Page and application data records

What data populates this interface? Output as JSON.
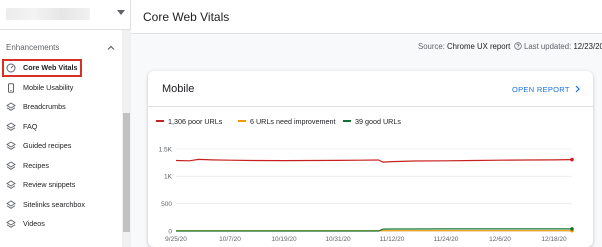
{
  "app": {
    "title": "Core Web Vitals"
  },
  "sidebar": {
    "section_label": "Enhancements",
    "items": [
      {
        "label": "Core Web Vitals",
        "icon": "speed-icon",
        "active": true
      },
      {
        "label": "Mobile Usability",
        "icon": "phone-icon"
      },
      {
        "label": "Breadcrumbs",
        "icon": "layers-icon"
      },
      {
        "label": "FAQ",
        "icon": "layers-icon"
      },
      {
        "label": "Guided recipes",
        "icon": "layers-icon"
      },
      {
        "label": "Recipes",
        "icon": "layers-icon"
      },
      {
        "label": "Review snippets",
        "icon": "layers-icon"
      },
      {
        "label": "Sitelinks searchbox",
        "icon": "layers-icon"
      },
      {
        "label": "Videos",
        "icon": "layers-icon"
      }
    ]
  },
  "meta": {
    "source_prefix": "Source:",
    "source_value": "Chrome UX report",
    "updated_prefix": "Last updated:",
    "updated_value": "12/23/20"
  },
  "card": {
    "title": "Mobile",
    "open_report": "OPEN REPORT"
  },
  "colors": {
    "poor": "#c5221f",
    "needs_improvement": "#f29900",
    "good": "#137333",
    "accent": "#1a73e8"
  },
  "chart_data": {
    "type": "line",
    "x": [
      "9/25/20",
      "9/28/20",
      "9/30/20",
      "10/3/20",
      "10/7/20",
      "10/12/20",
      "10/19/20",
      "10/25/20",
      "10/31/20",
      "11/5/20",
      "11/9/20",
      "11/10/20",
      "11/12/20",
      "11/17/20",
      "11/24/20",
      "11/30/20",
      "12/6/20",
      "12/12/20",
      "12/18/20",
      "12/22/20"
    ],
    "x_ticks": [
      "9/25/20",
      "10/7/20",
      "10/19/20",
      "10/31/20",
      "11/12/20",
      "11/24/20",
      "12/6/20",
      "12/18/20"
    ],
    "y_ticks": [
      "1.5K",
      "1K",
      "500",
      "0"
    ],
    "ylim": [
      0,
      1500
    ],
    "series": [
      {
        "name": "1,306 poor URLs",
        "key": "poor",
        "values": [
          1290,
          1285,
          1310,
          1300,
          1295,
          1290,
          1288,
          1290,
          1292,
          1295,
          1298,
          1260,
          1270,
          1280,
          1285,
          1290,
          1295,
          1298,
          1300,
          1306
        ]
      },
      {
        "name": "6 URLs need improvement",
        "key": "needs_improvement",
        "values": [
          6,
          6,
          6,
          6,
          6,
          6,
          6,
          6,
          6,
          6,
          6,
          6,
          6,
          6,
          6,
          6,
          6,
          6,
          6,
          6
        ]
      },
      {
        "name": "39 good URLs",
        "key": "good",
        "values": [
          0,
          0,
          0,
          0,
          0,
          0,
          0,
          0,
          0,
          0,
          0,
          35,
          36,
          37,
          38,
          38,
          38,
          39,
          39,
          39
        ]
      }
    ]
  }
}
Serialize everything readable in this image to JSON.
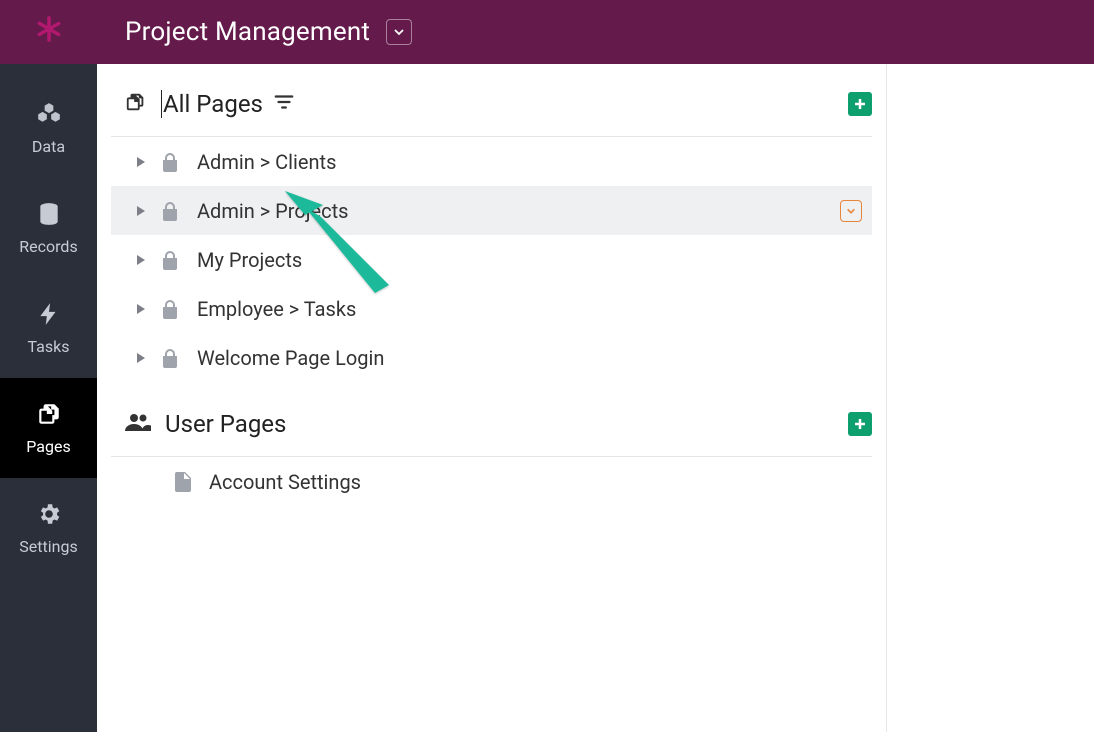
{
  "header": {
    "title": "Project Management"
  },
  "sidebar": {
    "items": [
      {
        "label": "Data",
        "icon": "cubes-icon",
        "active": false
      },
      {
        "label": "Records",
        "icon": "database-icon",
        "active": false
      },
      {
        "label": "Tasks",
        "icon": "bolt-icon",
        "active": false
      },
      {
        "label": "Pages",
        "icon": "pages-icon",
        "active": true
      },
      {
        "label": "Settings",
        "icon": "gear-icon",
        "active": false
      }
    ]
  },
  "sections": {
    "all_pages": {
      "title": "All Pages",
      "pages": [
        {
          "label": "Admin > Clients",
          "locked": true,
          "highlighted": false
        },
        {
          "label": "Admin > Projects",
          "locked": true,
          "highlighted": true,
          "has_dropdown": true
        },
        {
          "label": "My Projects",
          "locked": true,
          "highlighted": false,
          "partially_obscured": true
        },
        {
          "label": "Employee > Tasks",
          "locked": true,
          "highlighted": false
        },
        {
          "label": "Welcome Page Login",
          "locked": true,
          "highlighted": false
        }
      ]
    },
    "user_pages": {
      "title": "User Pages",
      "pages": [
        {
          "label": "Account Settings",
          "locked": false,
          "highlighted": false
        }
      ]
    }
  },
  "colors": {
    "header_bg": "#641a4a",
    "logo": "#b3186f",
    "sidebar_bg": "#2a2f39",
    "accent_green": "#0d9f6e",
    "annotation_arrow": "#1cb99a",
    "row_highlight": "#eff0f2",
    "dropdown_border_orange": "#e8853c"
  }
}
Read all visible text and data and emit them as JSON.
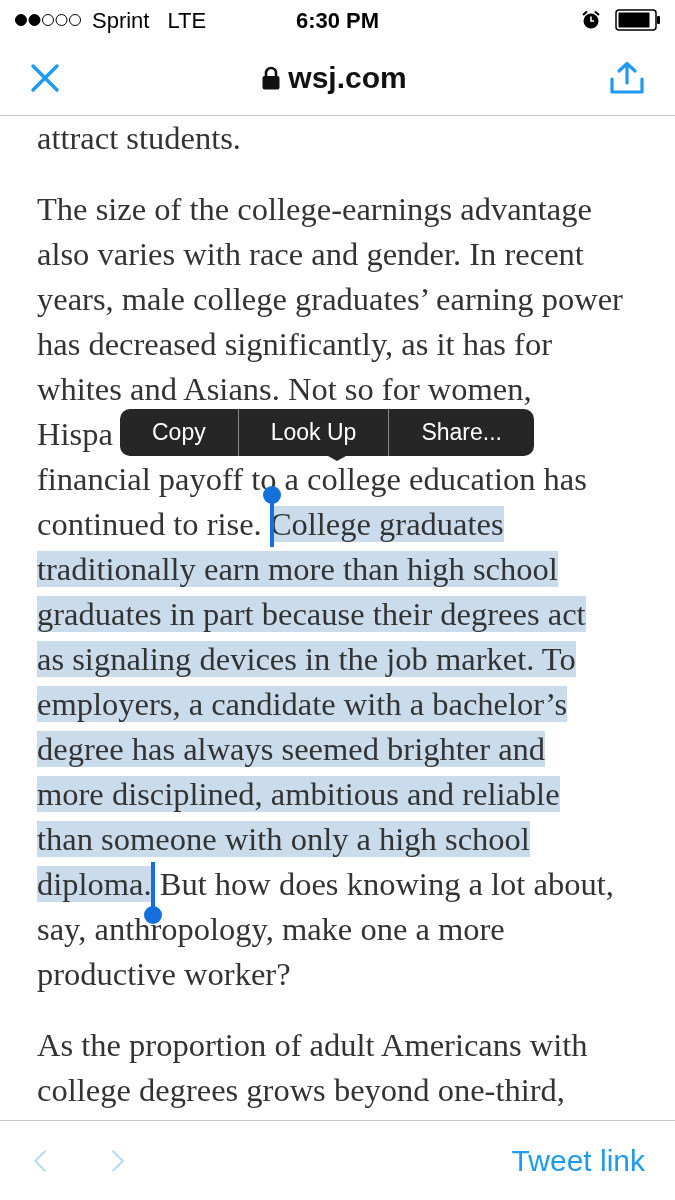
{
  "status_bar": {
    "carrier": "Sprint",
    "network": "LTE",
    "time": "6:30 PM"
  },
  "nav_bar": {
    "domain": "wsj.com"
  },
  "article": {
    "paragraphs": [
      {
        "lines": [
          {
            "segments": [
              {
                "text": "attract students.",
                "selected": false
              }
            ]
          }
        ]
      },
      {
        "lines": [
          {
            "segments": [
              {
                "text": "The size of the college-earnings advantage",
                "selected": false
              }
            ]
          },
          {
            "segments": [
              {
                "text": "also varies with race and gender. In recent",
                "selected": false
              }
            ]
          },
          {
            "segments": [
              {
                "text": "years, male college graduates’ earning power",
                "selected": false
              }
            ]
          },
          {
            "segments": [
              {
                "text": "has decreased significantly, as it has for",
                "selected": false
              }
            ]
          },
          {
            "segments": [
              {
                "text": "whites and Asians. Not so for women,",
                "selected": false
              }
            ]
          },
          {
            "segments": [
              {
                "text": "Hispa",
                "selected": false
              }
            ]
          },
          {
            "segments": [
              {
                "text": "financial payoff to a college education has",
                "selected": false
              }
            ]
          },
          {
            "segments": [
              {
                "text": "continued to rise.",
                "selected": false
              },
              {
                "text": "College graduates",
                "selected": true
              }
            ]
          },
          {
            "segments": [
              {
                "text": "traditionally earn more than high school",
                "selected": true
              }
            ]
          },
          {
            "segments": [
              {
                "text": "graduates in part because their degrees act",
                "selected": true
              }
            ]
          },
          {
            "segments": [
              {
                "text": "as signaling devices in the job market. To",
                "selected": true
              }
            ]
          },
          {
            "segments": [
              {
                "text": "employers, a candidate with a bachelor’s",
                "selected": true
              }
            ]
          },
          {
            "segments": [
              {
                "text": "degree has always seemed brighter and",
                "selected": true
              }
            ]
          },
          {
            "segments": [
              {
                "text": "more disciplined, ambitious and reliable",
                "selected": true
              }
            ]
          },
          {
            "segments": [
              {
                "text": "than someone with only a high school",
                "selected": true
              }
            ]
          },
          {
            "segments": [
              {
                "text": "diploma.",
                "selected": true
              },
              {
                "text": "But how does knowing a lot about,",
                "selected": false
              }
            ]
          },
          {
            "segments": [
              {
                "text": "say, anthropology, make one a more",
                "selected": false
              }
            ]
          },
          {
            "segments": [
              {
                "text": "productive worker?",
                "selected": false
              }
            ]
          }
        ]
      },
      {
        "lines": [
          {
            "segments": [
              {
                "text": "As the proportion of adult Americans with",
                "selected": false
              }
            ]
          },
          {
            "segments": [
              {
                "text": "college degrees grows beyond one-third,",
                "selected": false
              }
            ]
          }
        ]
      }
    ]
  },
  "edit_menu": [
    "Copy",
    "Look Up",
    "Share..."
  ],
  "toolbar": {
    "back": {
      "disabled": true
    },
    "forward": {
      "disabled": true
    },
    "action": "Tweet link"
  }
}
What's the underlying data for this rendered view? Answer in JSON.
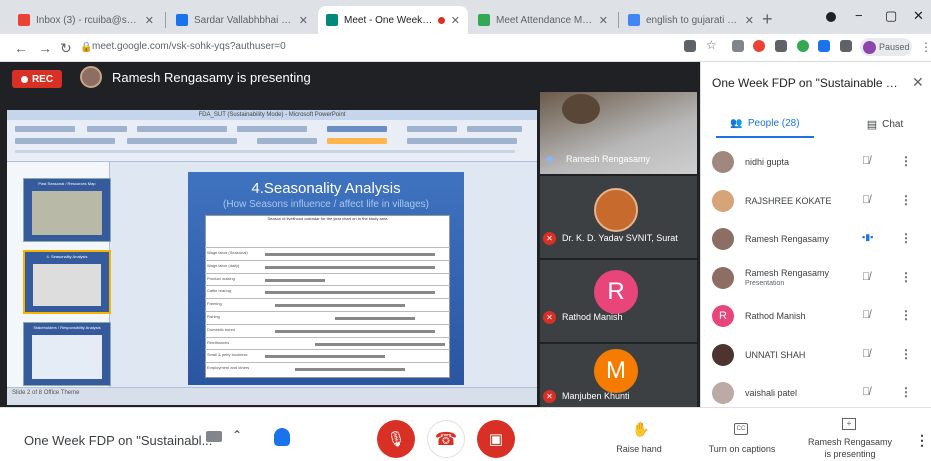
{
  "browser": {
    "tabs": [
      {
        "title": "Inbox (3) - rcuiba@svnit.ac.in",
        "favicon_color": "#ea4335",
        "active": false
      },
      {
        "title": "Sardar Vallabhbhai National",
        "favicon_color": "#1a73e8",
        "active": false
      },
      {
        "title": "Meet - One Week FDP o",
        "favicon_color": "#00897b",
        "active": true
      },
      {
        "title": "Meet Attendance Monitor",
        "favicon_color": "#34a853",
        "active": false
      },
      {
        "title": "english to gujarati - Google",
        "favicon_color": "#4285f4",
        "active": false
      }
    ],
    "tab_close": "✕",
    "new_tab": "+",
    "minimize": "−",
    "maximize": "▢",
    "close": "✕",
    "url": "meet.google.com/vsk-sohk-yqs?authuser=0",
    "profile_label": "Paused"
  },
  "meeting": {
    "rec_label": "REC",
    "presenting_text": "Ramesh Rengasamy is presenting",
    "meeting_name": "One Week FDP on \"Sustainabl...",
    "slide": {
      "window_title": "FDA_SUT (Sustainability Mode) - Microsoft PowerPoint",
      "title": "4.Seasonality Analysis",
      "subtitle": "(How Seasons influence / affect life in villages)",
      "table_caption": "Season of livelihood calendar for the year chart on In the study area",
      "rows": [
        "Wage labor (Seasonal)",
        "Wage labor (daily)",
        "Product making",
        "Cattle rearing",
        "Farming",
        "Fishing",
        "Domestic bored",
        "Remittances",
        "Small & petty business",
        "Employment and others"
      ],
      "thumbs": [
        "Past Seasonal / Resources Map",
        "4. Seasonality Analysis",
        "Stakeholders / Responsibility Analysis"
      ],
      "statusbar": "Slide 2 of 8   Office Theme"
    },
    "tiles": [
      {
        "name": "Ramesh Rengasamy",
        "muted": false
      },
      {
        "name": "Dr. K. D. Yadav SVNIT, Surat",
        "muted": true
      },
      {
        "name": "Rathod Manish",
        "initial": "R",
        "color": "#e8457a",
        "muted": true
      },
      {
        "name": "Manjuben Khunti",
        "initial": "M",
        "color": "#f57c00",
        "muted": true
      }
    ]
  },
  "panel": {
    "title": "One Week FDP on \"Sustainable Te...",
    "people_tab": "People (28)",
    "chat_tab": "Chat",
    "participants": [
      {
        "name": "nidhi gupta",
        "sub": "",
        "color": "#a1887f",
        "initial": "",
        "mic": "muted"
      },
      {
        "name": "RAJSHREE KOKATE",
        "sub": "",
        "color": "#d7a47a",
        "initial": "",
        "mic": "muted"
      },
      {
        "name": "Ramesh Rengasamy",
        "sub": "",
        "color": "#8d6e63",
        "initial": "",
        "mic": "talking"
      },
      {
        "name": "Ramesh Rengasamy",
        "sub": "Presentation",
        "color": "#8d6e63",
        "initial": "",
        "mic": "muted"
      },
      {
        "name": "Rathod Manish",
        "sub": "",
        "color": "#e8457a",
        "initial": "R",
        "mic": "muted"
      },
      {
        "name": "UNNATI SHAH",
        "sub": "",
        "color": "#4e342e",
        "initial": "",
        "mic": "muted"
      },
      {
        "name": "vaishali patel",
        "sub": "",
        "color": "#bcaaa4",
        "initial": "",
        "mic": "muted"
      }
    ]
  },
  "controls": {
    "raise_hand": "Raise hand",
    "captions": "Turn on captions",
    "presenting_line1": "Ramesh Rengasamy",
    "presenting_line2": "is presenting"
  },
  "colors": {
    "accent": "#1a73e8",
    "danger": "#d93025"
  }
}
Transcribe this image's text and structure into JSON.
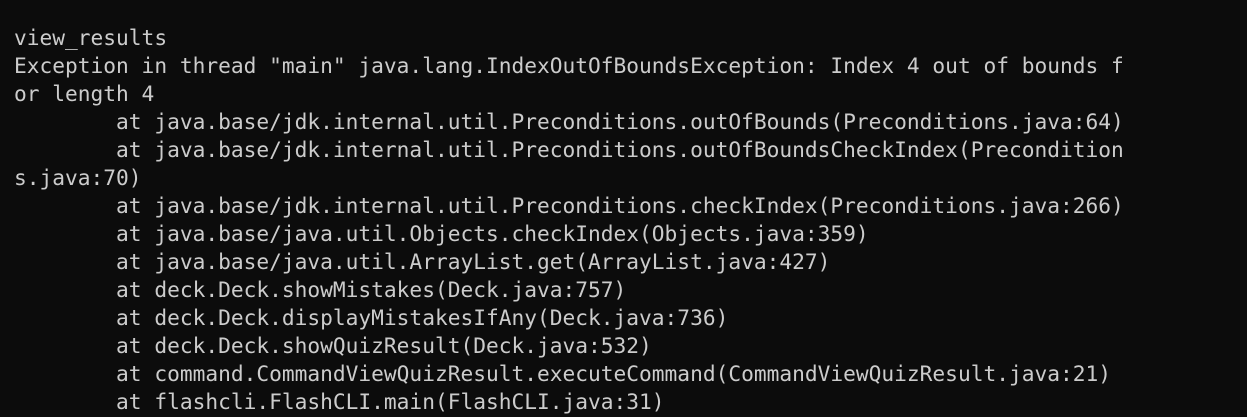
{
  "terminal": {
    "lines": [
      "view_results",
      "Exception in thread \"main\" java.lang.IndexOutOfBoundsException: Index 4 out of bounds f",
      "or length 4",
      "        at java.base/jdk.internal.util.Preconditions.outOfBounds(Preconditions.java:64)",
      "        at java.base/jdk.internal.util.Preconditions.outOfBoundsCheckIndex(Precondition",
      "s.java:70)",
      "        at java.base/jdk.internal.util.Preconditions.checkIndex(Preconditions.java:266)",
      "        at java.base/java.util.Objects.checkIndex(Objects.java:359)",
      "        at java.base/java.util.ArrayList.get(ArrayList.java:427)",
      "        at deck.Deck.showMistakes(Deck.java:757)",
      "        at deck.Deck.displayMistakesIfAny(Deck.java:736)",
      "        at deck.Deck.showQuizResult(Deck.java:532)",
      "        at command.CommandViewQuizResult.executeCommand(CommandViewQuizResult.java:21)",
      "        at flashcli.FlashCLI.main(FlashCLI.java:31)"
    ]
  }
}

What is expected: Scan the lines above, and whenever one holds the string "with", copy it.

Answer space:
                "text": "also varies with race and gender. In recent",
                "text": "employers, a candidate with a bachelor’s",
                "text": "than someone with only a high school",
                "text": "As the proportion of adult Americans with",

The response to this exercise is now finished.